LaHue acknowledged that no plan can be perfect, but she’s “comfortable with all of the detail that has gone into the consideration of this tournament by the league office, by the medical task force, and certainly by folks on the ground in Utah.”
When the tournament was announced, Sky Blue was touted as a dark horse for a good run thanks to the offseason additions of U.S. World Cup winner Mallory Pugh and veterans McCall Zerboni and Margaret Purce. It was easy to imagine Pugh and Purce feeding Carli Lloyd (and scoring some goals of their own), and Zerboni being the general of the midfield.
But those absences present opportunities. In the attack, Ifeoma Onumonu — acquired in an offseason trade with the Reign — moves up the depth chart, as does former Japanese national team stalwart Nahomi Kawasumi.
LaHue and manager Freya Coombe like what they’ve seen from rookie Evelyne Viens, a Quebec native out of the University of South Florida who was the No. 5 overall pick in this year’s draft. Viens leads a rookie class that also include Rutgers defender Chantelle Swaby — who played for Jamaica at last year’s World Cup — and Penn State defender Kaleigh Riehl.
“Freya and I have been looking at each other all week saying how lucky we are that we have the rookies that we do,” LaHue said. “They bring so much professionalism already for the game, and the way they approach things, the way they approach training. We’ve been so impressed with them.”
Zerboni, a three-time NWSL champion in her 11-year pro career, has already made an impact on and off the field.
“She has a higher presence on the field, which is something that we believe that we needed,” LaHue said. “If she sees something that maybe doesn’t look quite right she’s not afraid to round the team up and say so. I think that’s tremendous, and it’s great leadership for us to have.”
That includes Zerboni’s knack for fiery speeches. Some of them have gone viral over the years from games with the North Carolina Courage and the U.S. national team. Lewandowski, who played with Zerboni on the old Western New York Flash in 2011, said there have already been a few this year.
“She picks and chooses, and they come at the right times,” Lewandowski said. “She knows the mentality and how to win. … I was excited to hear that she was coming to the team, because I know what she can bring.”
Although Sky Blue FC moved north to Red Bull Arena after 11 years at Rutgers, the team remains the closest NWSL franchise to Philadelphia. The roster also has quite a few players with some kind of tie to the greater Philadelphia area. Here’s a list of local names to know:
Nicole Baxter: Midfielder, Pennington, N.J. (Pennington H.S.)

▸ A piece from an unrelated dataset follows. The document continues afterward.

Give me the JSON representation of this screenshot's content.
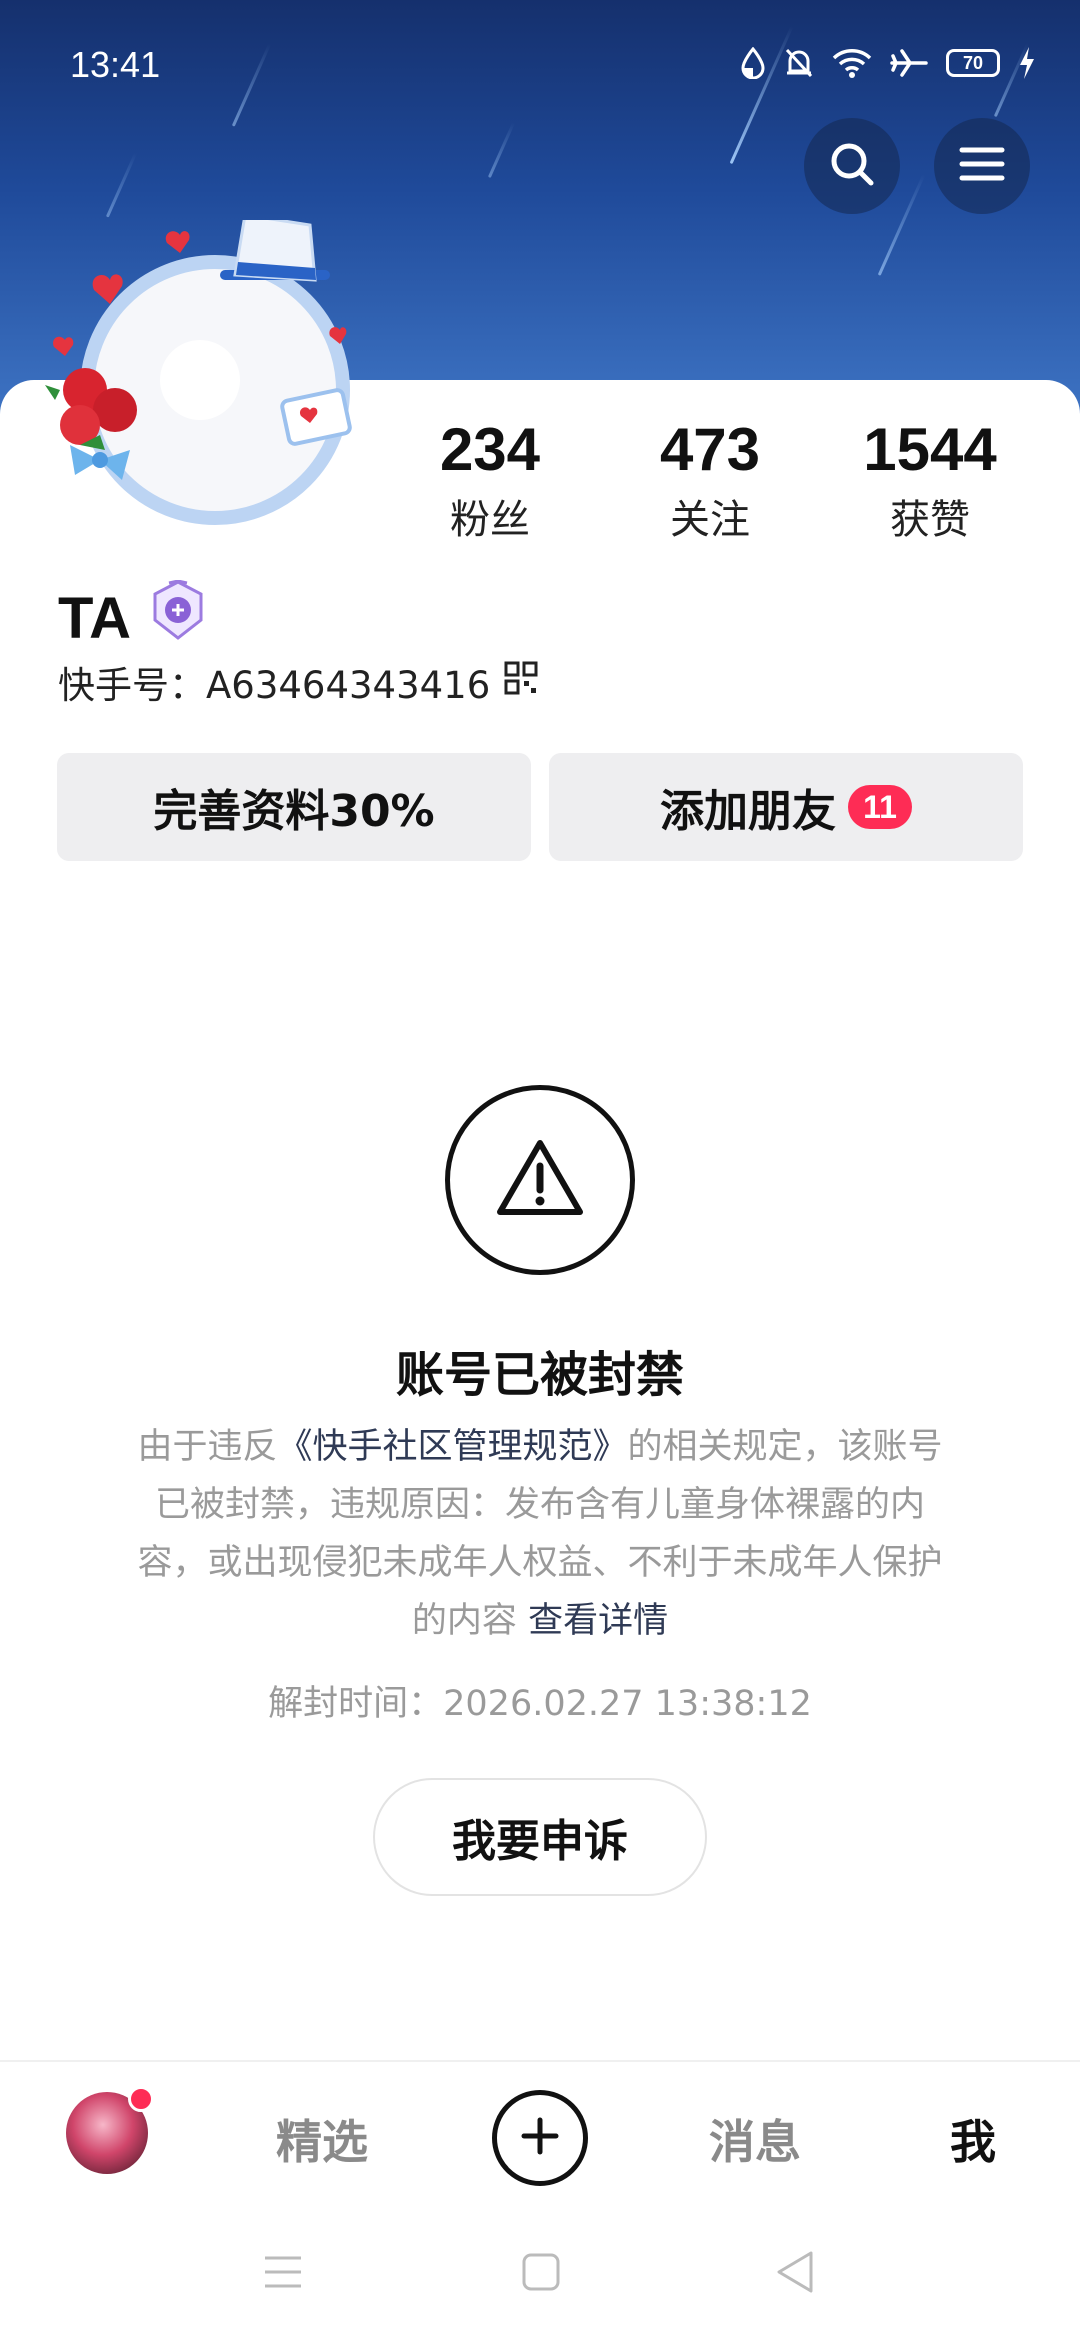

Cassidy Benintente: Midfielder, Jackson Twp., N.J. (Jackson Liberty H.S., Rutgers)
Estelle Johnson: Defender, played for the old Philadelphia Independence
Gina Lewandowski: Defender, Coopersburg, Pa. (Allentown Central Catholic H.S., Lehigh)
Carli Lloyd: Forward/midfielder, Delran, N.J. (Delran H.S., Rutgers; out injured)
Kaleigh Riehl: Defender, Penn State
Erica Skroski: Defender, Galloway Twp., N.J. (Absegami H.S., Rutgers)
Chantelle Swaby: Defender, Rutgers
Madison Tiernan: Midfielder, Voorhees, N.J. (Eastern H.S., Rutgers; out injured)